This Week, Soybean Contracts Added 38¢
We ended the week on a choppy note, as traders spent the day positioning for the upcoming three-day weekend.
The market will be closed Sunday night and Monday, opening back up Monday night in observance of Presidents’ Day.
It was a good week for market bulls, as the front month soybean March contract gained 38½¢ while the March meal contract gained 29½¢.
Continued weather concerns in Argentina were the fuel for the rally. We would anticipate that the market will find support on breaks, until rain falls and the crop stabilizes. There is rain in the forecast for the weekend, for Argentina, and the trade will be watching the maps over the long weekend to see if it falls as anticipated.
As we noted yesterday, we do not believe the production problems in Argentina are as big of a problem that the market is currently hyping. Current thoughts are that their production could be reduced by up to 10 million metric tons (mmt), which is big. Offsetting a good portion of Argentina’s production losses is Brazil.

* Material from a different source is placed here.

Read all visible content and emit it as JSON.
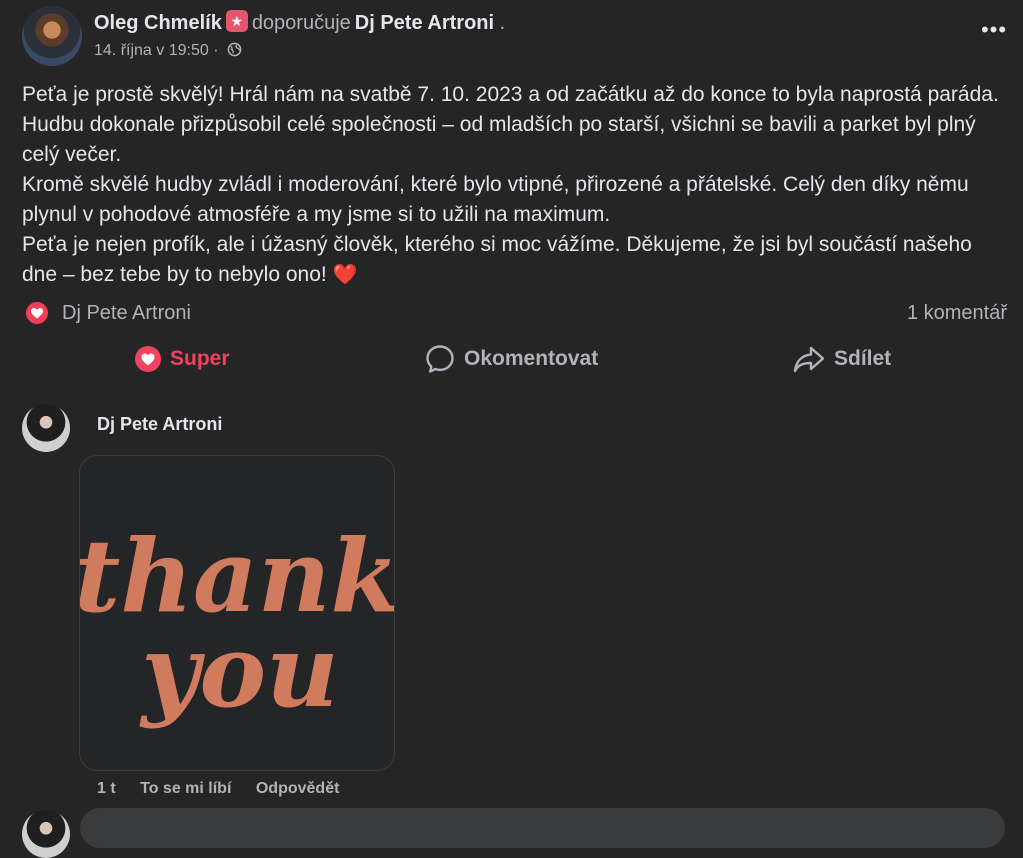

That country’s crop is anticipated to be bigger than last year’s record 114 mmt crop.
Even if you take Brazil’s production increase out of the equation, the world will not be running out of beans any time soon, as Argentina’s old crop carry-in is 36.2 mmt. If they offset their potential 10 mmt production losses with the carry-in, they would drop their ending stocks to roughly 25 mmt. To put this number in perspective, the current U.S. soybean carryout is projected at 530 mb or 13.5 mmt. The odds are the U.S. ending stocks are understated, as U.S. exports continues to falter. The USDA’s goal for the year is for exports to reach 2.100 billion bushels. Year-to-date sales total 1.647 billion bushels. Sales now total 78% of USDA’s whole-year goal. This is far under the 90% five-year average by this week. If this 12% miss is not corrected, we will miss USDA’s newly lowered goal by 252 million bushels.

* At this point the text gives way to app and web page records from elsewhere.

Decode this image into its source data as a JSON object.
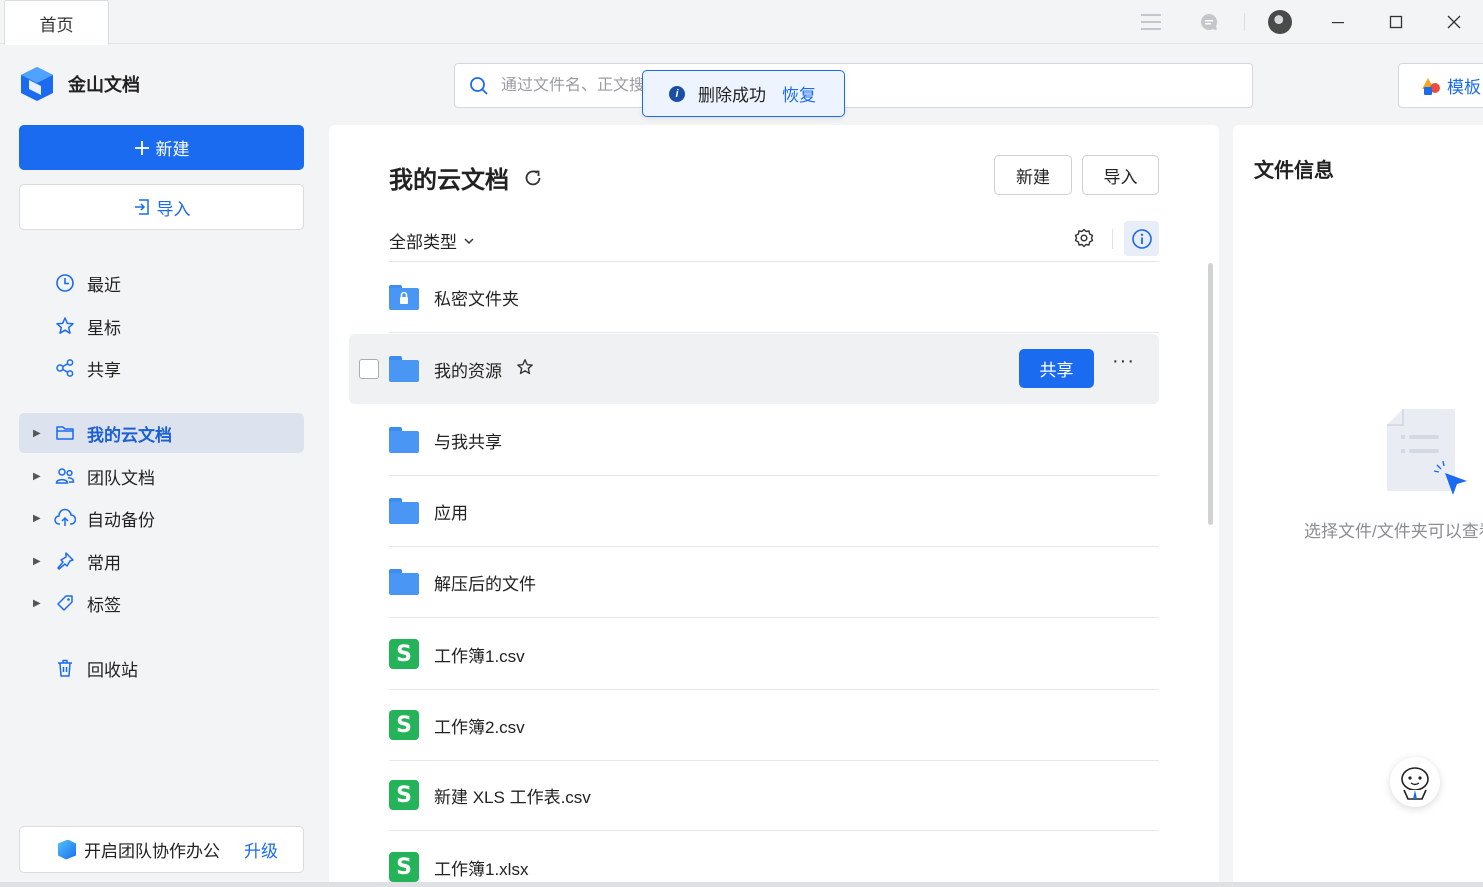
{
  "titlebar": {
    "home_tab": "首页"
  },
  "sidebar": {
    "logo_text": "金山文档",
    "new_label": "新建",
    "import_label": "导入",
    "quick_items": [
      {
        "label": "最近",
        "icon": "clock-icon"
      },
      {
        "label": "星标",
        "icon": "star-icon"
      },
      {
        "label": "共享",
        "icon": "share-icon"
      }
    ],
    "tree_items": [
      {
        "label": "我的云文档",
        "icon": "folder-icon",
        "active": true
      },
      {
        "label": "团队文档",
        "icon": "team-icon"
      },
      {
        "label": "自动备份",
        "icon": "cloud-backup-icon"
      },
      {
        "label": "常用",
        "icon": "pin-icon"
      },
      {
        "label": "标签",
        "icon": "tag-icon"
      }
    ],
    "trash_label": "回收站",
    "upgrade": {
      "text": "开启团队协作办公",
      "link": "升级"
    }
  },
  "search": {
    "placeholder": "通过文件名、正文搜索"
  },
  "toast": {
    "message": "删除成功",
    "action": "恢复"
  },
  "template_button": "模板",
  "main": {
    "title": "我的云文档",
    "new_btn": "新建",
    "import_btn": "导入",
    "filter_label": "全部类型",
    "share_btn": "共享",
    "files": [
      {
        "name": "私密文件夹",
        "type": "private-folder"
      },
      {
        "name": "我的资源",
        "type": "folder"
      },
      {
        "name": "与我共享",
        "type": "folder"
      },
      {
        "name": "应用",
        "type": "folder"
      },
      {
        "name": "解压后的文件",
        "type": "folder"
      },
      {
        "name": "工作簿1.csv",
        "type": "sheet"
      },
      {
        "name": "工作簿2.csv",
        "type": "sheet"
      },
      {
        "name": "新建 XLS 工作表.csv",
        "type": "sheet"
      },
      {
        "name": "工作簿1.xlsx",
        "type": "sheet"
      }
    ]
  },
  "info_panel": {
    "title": "文件信息",
    "empty_text": "选择文件/文件夹可以查看详细信息"
  },
  "colors": {
    "accent": "#1a6bf0",
    "sheet_green": "#25b35a",
    "folder_blue": "#4a96f5"
  }
}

If these unsold bushels are added onto the current ending stocks estimates, it would push ending stocks to an incredibly bearish 782 million bushels. There is no shortage of beans in the world, unless the U.S. would have major losses in the upcoming year. We recommend producers continue to work on selling both new-crop and old-crop soybeans on this move right here. Don’t risk missing the chance to lock in profits on the hopes of a little higher price later in the spring/summer. We would recommend buying a straight out call or bull call spread to cover these purchases if you want some weather risk coverage for the spring/summer. Next week’s market direction will be dictated by how much rain falls in Argentina over the weekend.